■ Assignment:
What must be handed in is the entire listing, exactly as written, with no pictures.

☆ ☆ ☆ ☆

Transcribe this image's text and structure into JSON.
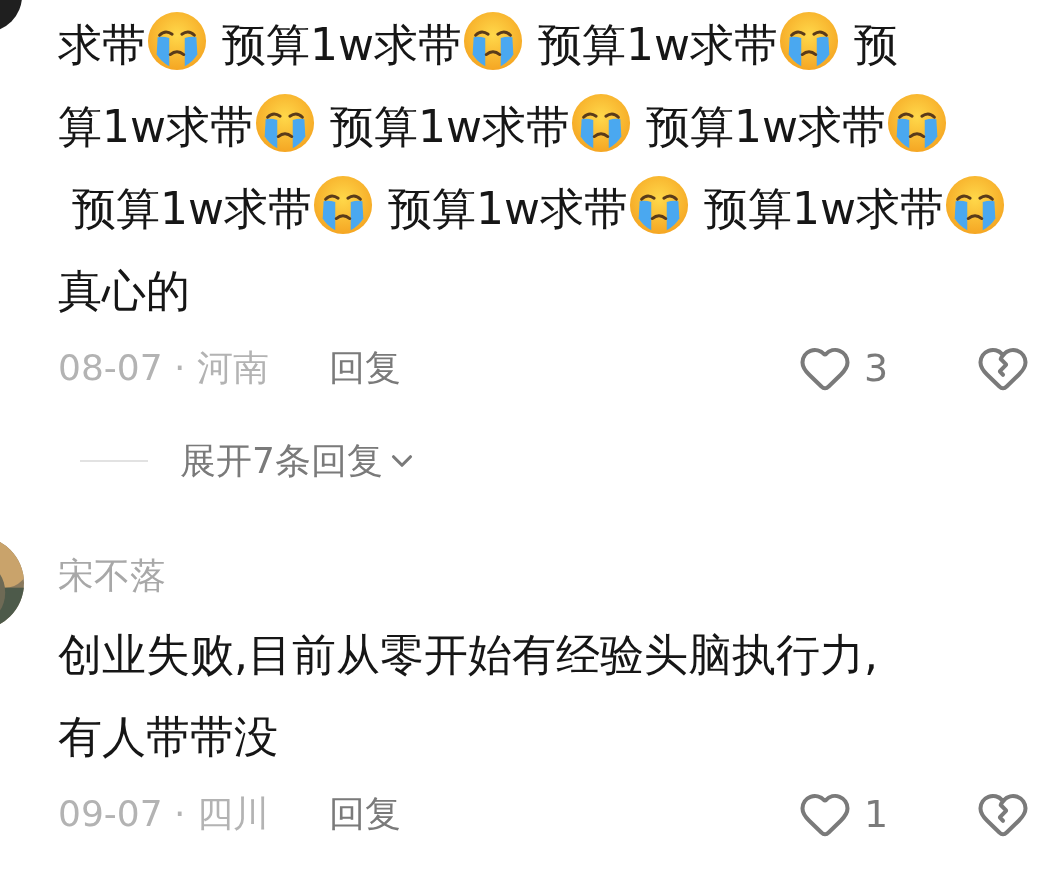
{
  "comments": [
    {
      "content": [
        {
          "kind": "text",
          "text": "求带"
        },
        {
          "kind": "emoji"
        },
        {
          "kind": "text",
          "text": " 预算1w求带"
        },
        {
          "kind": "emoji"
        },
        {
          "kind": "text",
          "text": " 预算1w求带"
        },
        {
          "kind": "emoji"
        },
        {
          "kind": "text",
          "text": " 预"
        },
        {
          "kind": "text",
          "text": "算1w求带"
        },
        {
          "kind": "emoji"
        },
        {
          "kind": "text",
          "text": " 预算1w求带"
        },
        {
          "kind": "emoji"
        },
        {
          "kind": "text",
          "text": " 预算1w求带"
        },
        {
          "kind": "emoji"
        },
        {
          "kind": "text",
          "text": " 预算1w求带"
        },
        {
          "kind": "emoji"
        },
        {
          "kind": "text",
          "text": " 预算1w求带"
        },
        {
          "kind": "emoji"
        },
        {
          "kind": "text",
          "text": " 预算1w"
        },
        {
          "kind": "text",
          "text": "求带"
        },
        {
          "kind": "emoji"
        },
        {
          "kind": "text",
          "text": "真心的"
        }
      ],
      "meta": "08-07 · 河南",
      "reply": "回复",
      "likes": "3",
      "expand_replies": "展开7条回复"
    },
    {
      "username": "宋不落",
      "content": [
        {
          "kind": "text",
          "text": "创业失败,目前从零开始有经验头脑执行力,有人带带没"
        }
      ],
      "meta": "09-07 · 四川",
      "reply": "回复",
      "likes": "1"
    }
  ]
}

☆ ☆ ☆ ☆

■ Solution for this exercise:
Transcribe this image's text and structure into JSON.
{
  "comments": [
    {
      "content": [
        {
          "kind": "text",
          "text": "求带"
        },
        {
          "kind": "emoji"
        },
        {
          "kind": "text",
          "text": " 预算1w求带"
        },
        {
          "kind": "emoji"
        },
        {
          "kind": "text",
          "text": " 预算1w求带"
        },
        {
          "kind": "emoji"
        },
        {
          "kind": "text",
          "text": " 预"
        },
        {
          "kind": "text",
          "text": "算1w求带"
        },
        {
          "kind": "emoji"
        },
        {
          "kind": "text",
          "text": " 预算1w求带"
        },
        {
          "kind": "emoji"
        },
        {
          "kind": "text",
          "text": " 预算1w求带"
        },
        {
          "kind": "emoji"
        },
        {
          "kind": "text",
          "text": " 预算1w求带"
        },
        {
          "kind": "emoji"
        },
        {
          "kind": "text",
          "text": " 预算1w求带"
        },
        {
          "kind": "emoji"
        },
        {
          "kind": "text",
          "text": " 预算1w"
        },
        {
          "kind": "text",
          "text": "求带"
        },
        {
          "kind": "emoji"
        },
        {
          "kind": "text",
          "text": "真心的"
        }
      ],
      "meta": "08-07 · 河南",
      "reply": "回复",
      "likes": "3",
      "expand_replies": "展开7条回复"
    },
    {
      "username": "宋不落",
      "content": [
        {
          "kind": "text",
          "text": "创业失败,目前从零开始有经验头脑执行力,有人带带没"
        }
      ],
      "meta": "09-07 · 四川",
      "reply": "回复",
      "likes": "1"
    }
  ]
}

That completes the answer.